Horses help to heal grief
Mike Chouinard, The Times
Published: Friday, June 19, 2009
The novel and film, The Horse Whisperer, focused on a talented horse trainer with a gift for communicating with the animals.
At a Chilliwack stable this past weekend, hospice groups were working on the same principle with their first-ever Horse Whisperer Grief Camp. Organized by Chilliwack Hospice and Langley Hospice, in conjunction with Val Jackson and Wayne Pelletier of White Dove Stables, the camp offered 30 kids the chance to communicate with these animals as part of their grieving process. Chilliwack Hospice executive director Geri McGrath said that while there are other horse camps for kids, a horse grief camp for kids in this country is a new thing.
"This is a first for hospice in Canada," she said.
She, herself, boards a horse at the stables and understands the power of a relationship with these animals.
"They're just so intuitive," she said.
They have had other therapy programs at White Dove, and Jackson is pleased the horses can help kids who need to work through some tough emotions.
"I know how much kids love horses," she said.
For Jackson, being with the horses sometimes feels like being in a dream and she knows that spending time with an animal can create special a bond for people, especially ones facing difficult circumstances.
"It has worked amazingly well when nothing else has," she said.
There were five stations set up at the stables, most of which involved horses to some degree. At one, the kids were busy on artwork with an equine theme.
"They're just drawing horses and talking about whatever comes up," said artist and teacher Diane Williams, who, with colleague Lesley Garratt, was helping the kids with their artistic expressions.
At another station, some kids made mandalas--typically circular diagrams with strong spiritual connections common to many cultures--while others sewed a button blanket with the hospice butterfly logo or took part in First Nations drumming.
"With the expressive arts, it just taps into different feelings," said hospice program director Lucy Fraser.
At other stations, the participants had the chance to write in journals or simply reflect on things while they were with the horses. At another, the equine spa, the kids were able to help groom the animals. At the fifth station, the kids visited Lucy, a yearling, and Shorty and Rapunzel, a couple of two-year-olds. When McGrath asks the kids if they like visiting the baby horses, one yells out, "It was awesome. . . . I like Shorty."
Logan Burns, 12, went through the hospice grief support program after his grandmother died, and he decided to volunteer as a helper for the hospice camp. He realizes first hand how important it is for kids to have objects or activities like memory boxes, photographs or even just talking about their loss, and he thinks using horses to help with grief can only help all the more.
"I think it's a great idea," he said. "I think this is like them talking to their parents or whoever died."
While the camp was a first for hospice groups, they hope to make it a regular thing.
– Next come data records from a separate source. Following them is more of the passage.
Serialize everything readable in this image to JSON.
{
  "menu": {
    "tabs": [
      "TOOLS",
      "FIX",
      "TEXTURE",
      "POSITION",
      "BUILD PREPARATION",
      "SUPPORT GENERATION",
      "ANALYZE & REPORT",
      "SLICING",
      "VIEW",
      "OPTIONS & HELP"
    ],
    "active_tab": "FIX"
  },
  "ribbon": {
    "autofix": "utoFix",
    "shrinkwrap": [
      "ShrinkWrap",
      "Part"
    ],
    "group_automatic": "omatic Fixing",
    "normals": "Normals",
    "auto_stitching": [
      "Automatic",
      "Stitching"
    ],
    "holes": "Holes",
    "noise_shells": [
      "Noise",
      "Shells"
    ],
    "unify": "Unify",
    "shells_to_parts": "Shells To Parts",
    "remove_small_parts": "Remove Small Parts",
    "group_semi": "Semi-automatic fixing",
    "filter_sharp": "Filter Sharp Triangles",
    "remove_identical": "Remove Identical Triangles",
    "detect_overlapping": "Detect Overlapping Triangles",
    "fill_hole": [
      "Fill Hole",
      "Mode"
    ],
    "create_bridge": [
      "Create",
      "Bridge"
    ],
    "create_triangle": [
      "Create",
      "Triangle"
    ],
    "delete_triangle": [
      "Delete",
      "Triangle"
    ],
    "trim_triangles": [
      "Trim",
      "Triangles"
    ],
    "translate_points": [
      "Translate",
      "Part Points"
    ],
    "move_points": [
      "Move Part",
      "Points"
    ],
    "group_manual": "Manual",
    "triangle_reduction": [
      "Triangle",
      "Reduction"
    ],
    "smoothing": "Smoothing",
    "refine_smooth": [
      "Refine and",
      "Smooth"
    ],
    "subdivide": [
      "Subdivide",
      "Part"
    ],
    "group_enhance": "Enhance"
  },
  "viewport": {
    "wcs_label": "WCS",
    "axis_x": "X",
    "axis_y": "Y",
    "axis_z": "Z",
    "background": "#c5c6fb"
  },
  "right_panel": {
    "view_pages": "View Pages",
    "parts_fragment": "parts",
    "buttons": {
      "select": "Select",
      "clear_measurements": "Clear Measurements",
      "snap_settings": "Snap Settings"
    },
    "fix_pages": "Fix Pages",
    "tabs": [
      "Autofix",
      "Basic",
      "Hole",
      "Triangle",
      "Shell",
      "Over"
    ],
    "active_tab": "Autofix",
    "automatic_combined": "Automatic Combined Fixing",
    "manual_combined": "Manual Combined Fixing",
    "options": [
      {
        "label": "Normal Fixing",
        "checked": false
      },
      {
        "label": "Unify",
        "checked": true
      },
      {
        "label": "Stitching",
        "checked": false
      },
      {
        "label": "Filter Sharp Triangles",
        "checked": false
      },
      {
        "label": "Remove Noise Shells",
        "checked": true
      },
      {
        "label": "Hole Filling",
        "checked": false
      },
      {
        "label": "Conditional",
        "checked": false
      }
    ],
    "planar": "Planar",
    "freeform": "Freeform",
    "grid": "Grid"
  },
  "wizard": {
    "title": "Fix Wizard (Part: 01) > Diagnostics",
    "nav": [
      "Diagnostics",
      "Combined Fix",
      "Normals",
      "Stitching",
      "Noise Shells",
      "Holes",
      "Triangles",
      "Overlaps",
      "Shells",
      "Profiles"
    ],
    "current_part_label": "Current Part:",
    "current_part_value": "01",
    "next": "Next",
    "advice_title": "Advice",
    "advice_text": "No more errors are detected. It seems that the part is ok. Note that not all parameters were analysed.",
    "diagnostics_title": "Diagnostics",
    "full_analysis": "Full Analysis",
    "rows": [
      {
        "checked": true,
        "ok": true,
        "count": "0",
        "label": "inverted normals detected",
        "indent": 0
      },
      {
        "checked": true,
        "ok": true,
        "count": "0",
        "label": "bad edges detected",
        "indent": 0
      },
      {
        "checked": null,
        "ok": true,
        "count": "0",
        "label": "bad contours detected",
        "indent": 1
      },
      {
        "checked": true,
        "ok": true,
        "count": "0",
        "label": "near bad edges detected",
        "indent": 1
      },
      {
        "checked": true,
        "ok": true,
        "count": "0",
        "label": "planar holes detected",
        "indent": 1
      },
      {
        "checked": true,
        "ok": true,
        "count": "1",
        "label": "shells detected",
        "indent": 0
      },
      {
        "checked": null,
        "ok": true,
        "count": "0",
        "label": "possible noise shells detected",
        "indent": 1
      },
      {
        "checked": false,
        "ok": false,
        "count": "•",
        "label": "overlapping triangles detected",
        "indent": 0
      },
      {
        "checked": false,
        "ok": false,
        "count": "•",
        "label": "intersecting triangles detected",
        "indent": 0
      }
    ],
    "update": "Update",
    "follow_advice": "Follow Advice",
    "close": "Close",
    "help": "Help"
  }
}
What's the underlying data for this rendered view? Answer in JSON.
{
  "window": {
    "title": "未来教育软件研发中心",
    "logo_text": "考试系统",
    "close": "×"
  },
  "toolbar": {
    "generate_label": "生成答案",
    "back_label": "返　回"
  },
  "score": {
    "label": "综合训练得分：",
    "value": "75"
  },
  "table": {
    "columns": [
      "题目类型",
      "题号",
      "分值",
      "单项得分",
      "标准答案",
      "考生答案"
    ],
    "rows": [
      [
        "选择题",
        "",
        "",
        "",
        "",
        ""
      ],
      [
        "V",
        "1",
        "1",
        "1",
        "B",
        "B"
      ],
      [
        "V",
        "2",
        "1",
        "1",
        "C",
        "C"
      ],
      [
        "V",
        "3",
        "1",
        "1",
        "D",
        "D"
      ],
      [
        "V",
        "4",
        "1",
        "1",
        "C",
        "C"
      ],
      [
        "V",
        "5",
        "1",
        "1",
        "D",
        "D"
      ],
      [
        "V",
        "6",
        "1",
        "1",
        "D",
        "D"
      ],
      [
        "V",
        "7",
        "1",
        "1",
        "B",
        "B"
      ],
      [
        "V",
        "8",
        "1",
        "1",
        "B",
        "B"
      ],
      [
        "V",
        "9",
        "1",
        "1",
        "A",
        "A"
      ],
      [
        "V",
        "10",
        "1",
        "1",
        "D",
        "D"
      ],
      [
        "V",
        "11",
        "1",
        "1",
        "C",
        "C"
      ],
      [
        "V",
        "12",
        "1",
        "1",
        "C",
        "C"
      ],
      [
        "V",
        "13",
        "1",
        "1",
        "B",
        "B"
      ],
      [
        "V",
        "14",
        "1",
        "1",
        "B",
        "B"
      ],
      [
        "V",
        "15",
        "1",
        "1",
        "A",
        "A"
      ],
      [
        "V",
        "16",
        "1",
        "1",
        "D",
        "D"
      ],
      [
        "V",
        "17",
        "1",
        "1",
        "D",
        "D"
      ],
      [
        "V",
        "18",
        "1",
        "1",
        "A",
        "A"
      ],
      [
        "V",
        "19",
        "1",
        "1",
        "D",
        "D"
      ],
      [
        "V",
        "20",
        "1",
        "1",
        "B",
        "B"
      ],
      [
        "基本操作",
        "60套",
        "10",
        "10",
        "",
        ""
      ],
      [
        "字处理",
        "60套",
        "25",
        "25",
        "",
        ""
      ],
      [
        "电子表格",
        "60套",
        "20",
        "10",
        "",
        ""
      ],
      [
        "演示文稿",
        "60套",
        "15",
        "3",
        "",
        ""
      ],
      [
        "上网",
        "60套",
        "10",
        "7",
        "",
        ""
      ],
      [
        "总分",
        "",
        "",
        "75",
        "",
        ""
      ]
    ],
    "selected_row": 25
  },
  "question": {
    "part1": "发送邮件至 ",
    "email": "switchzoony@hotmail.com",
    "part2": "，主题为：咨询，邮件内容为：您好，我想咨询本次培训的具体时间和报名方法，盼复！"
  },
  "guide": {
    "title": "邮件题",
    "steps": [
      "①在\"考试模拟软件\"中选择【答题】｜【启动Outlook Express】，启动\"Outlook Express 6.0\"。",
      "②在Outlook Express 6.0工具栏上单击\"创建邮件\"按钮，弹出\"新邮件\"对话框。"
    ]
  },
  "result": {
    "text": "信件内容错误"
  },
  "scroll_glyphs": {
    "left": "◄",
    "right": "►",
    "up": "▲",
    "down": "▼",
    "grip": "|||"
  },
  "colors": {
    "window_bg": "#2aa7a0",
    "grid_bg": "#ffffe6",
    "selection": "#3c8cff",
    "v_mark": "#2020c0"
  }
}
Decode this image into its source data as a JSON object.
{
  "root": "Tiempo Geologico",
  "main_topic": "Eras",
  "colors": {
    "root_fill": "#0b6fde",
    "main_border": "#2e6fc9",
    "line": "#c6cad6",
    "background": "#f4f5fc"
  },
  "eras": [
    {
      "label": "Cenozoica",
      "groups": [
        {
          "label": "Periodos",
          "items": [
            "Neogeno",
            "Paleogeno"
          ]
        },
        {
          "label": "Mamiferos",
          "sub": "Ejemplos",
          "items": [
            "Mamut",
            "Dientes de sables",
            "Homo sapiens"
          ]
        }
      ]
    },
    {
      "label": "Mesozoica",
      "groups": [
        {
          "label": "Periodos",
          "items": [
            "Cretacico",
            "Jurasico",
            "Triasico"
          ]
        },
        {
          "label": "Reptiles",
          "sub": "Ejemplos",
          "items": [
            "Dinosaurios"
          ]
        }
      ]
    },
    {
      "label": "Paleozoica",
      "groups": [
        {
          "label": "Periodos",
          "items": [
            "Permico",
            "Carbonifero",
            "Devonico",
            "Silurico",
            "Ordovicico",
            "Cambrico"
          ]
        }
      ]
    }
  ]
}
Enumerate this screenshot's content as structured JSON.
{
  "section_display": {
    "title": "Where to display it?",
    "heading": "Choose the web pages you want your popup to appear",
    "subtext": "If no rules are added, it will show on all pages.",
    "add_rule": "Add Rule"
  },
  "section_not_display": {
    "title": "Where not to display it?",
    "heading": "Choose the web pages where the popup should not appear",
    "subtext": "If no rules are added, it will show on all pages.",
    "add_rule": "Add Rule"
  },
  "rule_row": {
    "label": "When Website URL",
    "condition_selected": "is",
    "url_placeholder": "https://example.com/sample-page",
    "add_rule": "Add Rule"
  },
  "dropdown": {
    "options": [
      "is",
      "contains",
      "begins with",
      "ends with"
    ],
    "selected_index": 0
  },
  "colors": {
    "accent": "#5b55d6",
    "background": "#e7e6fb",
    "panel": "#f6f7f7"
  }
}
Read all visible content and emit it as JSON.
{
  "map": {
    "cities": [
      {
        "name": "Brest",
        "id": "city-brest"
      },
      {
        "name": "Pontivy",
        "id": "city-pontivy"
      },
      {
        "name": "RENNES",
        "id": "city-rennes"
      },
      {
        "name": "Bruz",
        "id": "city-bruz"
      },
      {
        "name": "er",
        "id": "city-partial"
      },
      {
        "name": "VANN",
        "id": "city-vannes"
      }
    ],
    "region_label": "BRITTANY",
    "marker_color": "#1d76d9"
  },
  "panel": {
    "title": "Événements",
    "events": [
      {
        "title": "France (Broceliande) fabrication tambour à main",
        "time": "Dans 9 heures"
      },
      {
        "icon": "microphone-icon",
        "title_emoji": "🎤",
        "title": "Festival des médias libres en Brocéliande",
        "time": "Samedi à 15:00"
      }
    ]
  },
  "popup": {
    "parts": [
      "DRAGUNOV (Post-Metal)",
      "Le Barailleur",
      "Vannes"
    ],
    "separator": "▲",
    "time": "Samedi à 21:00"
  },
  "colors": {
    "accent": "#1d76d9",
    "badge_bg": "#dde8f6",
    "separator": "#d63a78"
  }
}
The program was mostly limited to kids, on a lottery basis, who have gone through hospice grief support group, rather than kids who are still dealing with raw grief. For the participants, it's a chance for them to step out of their regular lives and reflect.
"I know for me, when I'm down here, time moves differently," McGrath said.
Horse Whisperer Grief Camp
Horse camps for children are not uncommon, but the Horse Whisperer Grief Camp in Chilliwack, B.C., is special - each child has lost someone close to them.
The camp was organized by the Chilliwack and Langley Hospice Society in hopes it would encourage more conversation and reflection about their losses. View the video and interview by CTV news